Each line in the entries that has the word "information" has to be copied.

Saved data entries
+-------+

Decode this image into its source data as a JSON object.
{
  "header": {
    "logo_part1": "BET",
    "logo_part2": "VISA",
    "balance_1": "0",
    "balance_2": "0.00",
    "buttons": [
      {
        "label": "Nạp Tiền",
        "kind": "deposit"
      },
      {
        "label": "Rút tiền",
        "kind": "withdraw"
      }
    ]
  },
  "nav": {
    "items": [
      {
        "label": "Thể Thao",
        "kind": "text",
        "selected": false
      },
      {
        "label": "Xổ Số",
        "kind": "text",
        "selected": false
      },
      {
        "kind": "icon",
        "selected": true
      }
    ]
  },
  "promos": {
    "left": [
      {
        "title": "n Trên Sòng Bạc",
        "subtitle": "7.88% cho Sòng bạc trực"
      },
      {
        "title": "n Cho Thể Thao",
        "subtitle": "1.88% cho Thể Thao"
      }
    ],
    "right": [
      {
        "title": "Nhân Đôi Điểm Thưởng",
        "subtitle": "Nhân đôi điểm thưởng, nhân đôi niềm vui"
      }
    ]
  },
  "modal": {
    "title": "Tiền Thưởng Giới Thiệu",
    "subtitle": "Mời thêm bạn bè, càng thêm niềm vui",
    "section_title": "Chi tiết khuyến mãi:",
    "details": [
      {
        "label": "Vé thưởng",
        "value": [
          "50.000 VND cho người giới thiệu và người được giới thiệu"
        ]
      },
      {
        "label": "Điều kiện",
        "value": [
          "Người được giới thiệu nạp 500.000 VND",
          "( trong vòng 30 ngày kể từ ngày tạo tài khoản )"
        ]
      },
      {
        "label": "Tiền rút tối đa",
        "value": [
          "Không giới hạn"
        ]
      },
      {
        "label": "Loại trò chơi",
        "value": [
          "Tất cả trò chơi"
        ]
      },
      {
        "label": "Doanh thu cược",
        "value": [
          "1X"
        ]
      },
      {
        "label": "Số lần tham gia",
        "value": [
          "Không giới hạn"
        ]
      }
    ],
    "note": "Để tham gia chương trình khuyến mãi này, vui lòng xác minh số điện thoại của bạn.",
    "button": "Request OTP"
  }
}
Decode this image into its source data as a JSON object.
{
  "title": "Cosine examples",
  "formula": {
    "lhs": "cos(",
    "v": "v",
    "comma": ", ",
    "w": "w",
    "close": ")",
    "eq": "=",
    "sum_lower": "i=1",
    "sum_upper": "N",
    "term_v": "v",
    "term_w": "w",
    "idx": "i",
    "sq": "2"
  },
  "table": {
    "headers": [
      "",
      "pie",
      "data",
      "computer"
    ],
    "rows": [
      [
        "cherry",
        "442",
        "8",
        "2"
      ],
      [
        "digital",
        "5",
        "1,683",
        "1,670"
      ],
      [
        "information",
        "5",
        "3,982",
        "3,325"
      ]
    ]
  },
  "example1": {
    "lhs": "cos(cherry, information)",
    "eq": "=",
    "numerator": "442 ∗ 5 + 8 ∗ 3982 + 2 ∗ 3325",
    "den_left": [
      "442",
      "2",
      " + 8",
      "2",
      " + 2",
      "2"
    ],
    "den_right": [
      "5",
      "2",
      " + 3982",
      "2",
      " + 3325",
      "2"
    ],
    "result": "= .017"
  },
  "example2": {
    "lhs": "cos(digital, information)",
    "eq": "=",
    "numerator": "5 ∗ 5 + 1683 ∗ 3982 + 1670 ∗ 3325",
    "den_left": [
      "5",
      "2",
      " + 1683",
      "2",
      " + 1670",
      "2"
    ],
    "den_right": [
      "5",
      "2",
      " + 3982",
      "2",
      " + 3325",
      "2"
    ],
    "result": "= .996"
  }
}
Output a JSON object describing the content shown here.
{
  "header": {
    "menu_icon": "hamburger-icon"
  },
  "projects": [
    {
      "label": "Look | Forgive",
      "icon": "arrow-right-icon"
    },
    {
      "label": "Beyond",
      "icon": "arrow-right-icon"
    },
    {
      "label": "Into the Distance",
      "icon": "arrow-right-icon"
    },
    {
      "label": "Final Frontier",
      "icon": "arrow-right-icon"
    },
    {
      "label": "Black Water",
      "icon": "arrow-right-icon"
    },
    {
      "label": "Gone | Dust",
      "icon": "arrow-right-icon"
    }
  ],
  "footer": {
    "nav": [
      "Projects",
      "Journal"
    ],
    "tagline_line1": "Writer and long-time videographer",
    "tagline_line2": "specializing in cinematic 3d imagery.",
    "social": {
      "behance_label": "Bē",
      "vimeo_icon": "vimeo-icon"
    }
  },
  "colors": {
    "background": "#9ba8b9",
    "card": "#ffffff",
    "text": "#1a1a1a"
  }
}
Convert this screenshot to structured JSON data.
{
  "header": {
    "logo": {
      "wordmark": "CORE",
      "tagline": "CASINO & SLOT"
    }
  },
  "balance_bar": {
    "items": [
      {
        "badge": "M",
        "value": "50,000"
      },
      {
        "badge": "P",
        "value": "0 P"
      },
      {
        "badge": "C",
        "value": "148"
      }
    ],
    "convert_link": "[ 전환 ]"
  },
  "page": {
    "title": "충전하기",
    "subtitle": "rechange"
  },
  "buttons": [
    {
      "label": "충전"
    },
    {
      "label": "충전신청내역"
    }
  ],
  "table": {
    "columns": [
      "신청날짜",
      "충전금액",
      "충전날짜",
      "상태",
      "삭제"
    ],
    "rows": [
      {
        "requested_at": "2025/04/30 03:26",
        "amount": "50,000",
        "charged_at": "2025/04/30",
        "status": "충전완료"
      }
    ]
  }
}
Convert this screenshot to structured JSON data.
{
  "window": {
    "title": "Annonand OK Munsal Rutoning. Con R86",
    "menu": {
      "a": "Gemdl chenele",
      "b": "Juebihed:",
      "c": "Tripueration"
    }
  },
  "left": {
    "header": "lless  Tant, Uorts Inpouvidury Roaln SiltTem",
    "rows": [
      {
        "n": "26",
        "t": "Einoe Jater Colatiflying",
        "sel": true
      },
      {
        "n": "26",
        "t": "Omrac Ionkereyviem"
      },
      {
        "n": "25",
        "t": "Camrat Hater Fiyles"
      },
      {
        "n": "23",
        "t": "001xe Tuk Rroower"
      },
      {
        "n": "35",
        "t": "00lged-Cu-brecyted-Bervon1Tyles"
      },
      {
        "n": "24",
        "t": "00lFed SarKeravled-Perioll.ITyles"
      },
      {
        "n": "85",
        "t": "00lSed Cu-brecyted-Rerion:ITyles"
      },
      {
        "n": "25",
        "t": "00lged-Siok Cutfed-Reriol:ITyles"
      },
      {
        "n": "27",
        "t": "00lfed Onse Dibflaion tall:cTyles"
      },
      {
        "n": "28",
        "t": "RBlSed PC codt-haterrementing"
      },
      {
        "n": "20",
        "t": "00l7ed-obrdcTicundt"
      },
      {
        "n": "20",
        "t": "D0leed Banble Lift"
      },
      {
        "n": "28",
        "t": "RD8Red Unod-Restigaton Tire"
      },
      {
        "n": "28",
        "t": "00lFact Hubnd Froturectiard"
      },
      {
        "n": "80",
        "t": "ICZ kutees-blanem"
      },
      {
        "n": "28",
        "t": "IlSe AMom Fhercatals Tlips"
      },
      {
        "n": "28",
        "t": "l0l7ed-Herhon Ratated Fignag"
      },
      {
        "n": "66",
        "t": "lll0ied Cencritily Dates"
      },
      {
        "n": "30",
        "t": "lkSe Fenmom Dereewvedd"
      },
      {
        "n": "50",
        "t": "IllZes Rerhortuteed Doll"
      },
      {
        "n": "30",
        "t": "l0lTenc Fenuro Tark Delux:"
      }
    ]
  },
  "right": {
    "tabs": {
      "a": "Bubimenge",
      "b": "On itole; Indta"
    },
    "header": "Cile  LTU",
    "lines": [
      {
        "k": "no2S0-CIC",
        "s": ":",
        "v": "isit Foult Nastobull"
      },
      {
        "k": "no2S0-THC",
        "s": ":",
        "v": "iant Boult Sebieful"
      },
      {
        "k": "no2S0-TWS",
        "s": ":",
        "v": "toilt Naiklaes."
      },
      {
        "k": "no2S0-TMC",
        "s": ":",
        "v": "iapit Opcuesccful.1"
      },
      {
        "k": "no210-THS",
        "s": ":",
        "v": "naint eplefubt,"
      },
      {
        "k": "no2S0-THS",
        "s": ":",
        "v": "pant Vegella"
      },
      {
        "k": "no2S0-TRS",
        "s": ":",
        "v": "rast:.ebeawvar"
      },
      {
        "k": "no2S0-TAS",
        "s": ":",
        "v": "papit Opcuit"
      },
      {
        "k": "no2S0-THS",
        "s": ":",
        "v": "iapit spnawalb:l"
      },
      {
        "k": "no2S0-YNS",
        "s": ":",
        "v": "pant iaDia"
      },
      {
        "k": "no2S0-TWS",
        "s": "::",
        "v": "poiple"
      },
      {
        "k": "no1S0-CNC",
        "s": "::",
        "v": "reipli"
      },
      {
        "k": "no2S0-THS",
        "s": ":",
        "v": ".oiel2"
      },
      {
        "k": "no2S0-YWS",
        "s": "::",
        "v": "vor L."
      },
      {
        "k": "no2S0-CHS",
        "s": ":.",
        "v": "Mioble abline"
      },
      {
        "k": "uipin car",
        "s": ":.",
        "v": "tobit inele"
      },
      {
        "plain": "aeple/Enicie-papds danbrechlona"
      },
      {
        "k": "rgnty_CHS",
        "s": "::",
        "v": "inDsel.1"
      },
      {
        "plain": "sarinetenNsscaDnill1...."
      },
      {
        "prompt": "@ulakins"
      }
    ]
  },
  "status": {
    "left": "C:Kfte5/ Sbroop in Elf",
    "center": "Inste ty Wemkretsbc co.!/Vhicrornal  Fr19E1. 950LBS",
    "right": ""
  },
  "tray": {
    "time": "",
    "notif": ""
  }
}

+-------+

**Response box**
        "information",
    "lhs": "cos(cherry, information)",
    "lhs": "cos(digital, information)",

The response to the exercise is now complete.